U.S. manufacturers of medical and defense electronics often rely on suppliers throughout the United States for vital components and inputs. Because of this, shuttering even a single part of the supply chain for a period will inhibit other companies from manufacturing, which could lead to significant delays in manufacturing the products our country needs to effectively treat victims and protect the nation.

We understand and agree that the health and safety of the country is of primary importance. To that end, I urge you to make all appropriate exemptions for electronics manufacturing in existing or future shelter-in-place orders that you or the officials within your state announce. Without such exemptions, our nation’s health care, infrastructure, and national security will suffer.

Please do not hesitate to contact me if IPC and the electronics industry can be a resource to you during this challenging time.

Respectfully,
John W. Mitchell
President & CEO

Share




Suggested Items

I-Connect007 Editor’s Choice: Five Must-Reads for the Week

09/23/2022 | Andy Shaughnessy, Design007 Magazine
It’s officially fall now, and in Atlanta the temperature has plummeted to the mid-80s. We’ve all bumped our air conditioners up to 74 degrees. That means it’s trade show season, and I’ve been busy looking for my suitcase. This week, we have an assortment of news about associations, education, and advocacy, as well as another installment of our Printed Electronics Roundtable. And if you’re looking for a job, you are in luck; our jobConnect007 section is chock-full of open positions at all levels in this industry.

IPC: Companies Are Intentional About Tracking Environmental and Social Risks

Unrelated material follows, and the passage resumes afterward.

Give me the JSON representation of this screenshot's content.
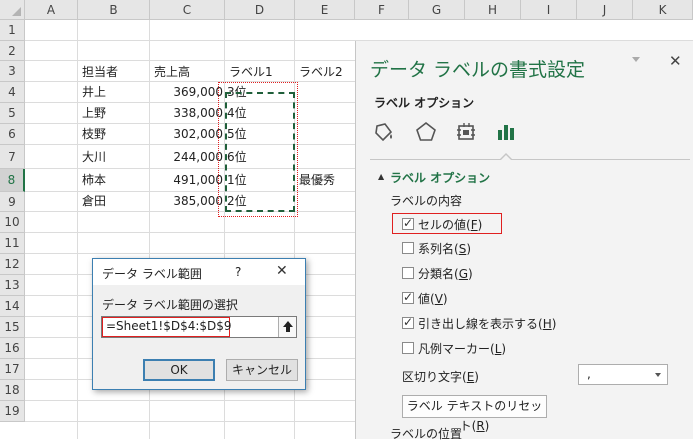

09/22/2022 | Suhani Chitalia and Kelly Scanlon, IPC
Leading companies in the electronics manufacturing industry are highly intentional about their environmental, social and governance (ESG) priorities, with climate change and energy use among the most closely scrutinized issues, an IPC analysis shows. As part of IPC’s ESG for Electronics initiative, IPC is interested in developing resources for members on the most common ESG methods and priorities of leading companies across the electronics value chain. In support of this, IPC has preliminarily analyzed the ESG reports of approximately a dozen companies in selected portions of the industry.

EIPC Technical Snapshot: Novel Laser-based Manufacturing Processes in Automotive Electronics

09/22/2022 | Pete Starkey, I-Connect007
“Summer is over, now it's back to work!” This was the opening line of the invitation to the 18th EIPC Technical Snapshot webinar, Sept. 14, following the theme of advances in automotive electronics technology, introduced and moderated by EIPC President Alun Morgan. The first presentation, entitled "The fully printed smart component—combining additive manufacturing and sensor printing," came from Jonas Mertin, a thin-film processing specialist at the Fraunhofer Institute for Laser Technology.



Copyright © 2022 I-Connect007. All rights reserved.